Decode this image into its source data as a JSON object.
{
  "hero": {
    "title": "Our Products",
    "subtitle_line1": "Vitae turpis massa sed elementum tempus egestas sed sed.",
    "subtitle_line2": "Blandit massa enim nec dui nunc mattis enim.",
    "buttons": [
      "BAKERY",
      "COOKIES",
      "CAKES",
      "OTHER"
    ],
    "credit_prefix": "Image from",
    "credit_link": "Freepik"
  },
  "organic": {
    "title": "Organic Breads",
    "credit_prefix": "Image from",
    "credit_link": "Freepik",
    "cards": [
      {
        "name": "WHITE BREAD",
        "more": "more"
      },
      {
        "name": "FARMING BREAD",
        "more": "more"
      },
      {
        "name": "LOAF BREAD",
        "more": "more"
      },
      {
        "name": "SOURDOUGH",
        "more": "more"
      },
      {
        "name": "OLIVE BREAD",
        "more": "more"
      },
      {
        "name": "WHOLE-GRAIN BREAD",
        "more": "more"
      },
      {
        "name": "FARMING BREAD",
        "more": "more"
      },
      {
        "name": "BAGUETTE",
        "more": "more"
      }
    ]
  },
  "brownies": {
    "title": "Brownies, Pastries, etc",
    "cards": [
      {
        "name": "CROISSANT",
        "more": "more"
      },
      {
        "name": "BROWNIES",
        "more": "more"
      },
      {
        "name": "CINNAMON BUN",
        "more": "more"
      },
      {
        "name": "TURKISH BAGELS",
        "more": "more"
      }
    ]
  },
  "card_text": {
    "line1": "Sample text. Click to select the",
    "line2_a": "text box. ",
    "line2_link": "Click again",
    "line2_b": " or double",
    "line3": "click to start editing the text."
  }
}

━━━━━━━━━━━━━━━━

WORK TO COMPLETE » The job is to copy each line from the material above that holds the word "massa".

WRITTEN REPLY »
    "subtitle_line1": "Vitae turpis massa sed elementum tempus egestas sed sed.",
    "subtitle_line2": "Blandit massa enim nec dui nunc mattis enim.",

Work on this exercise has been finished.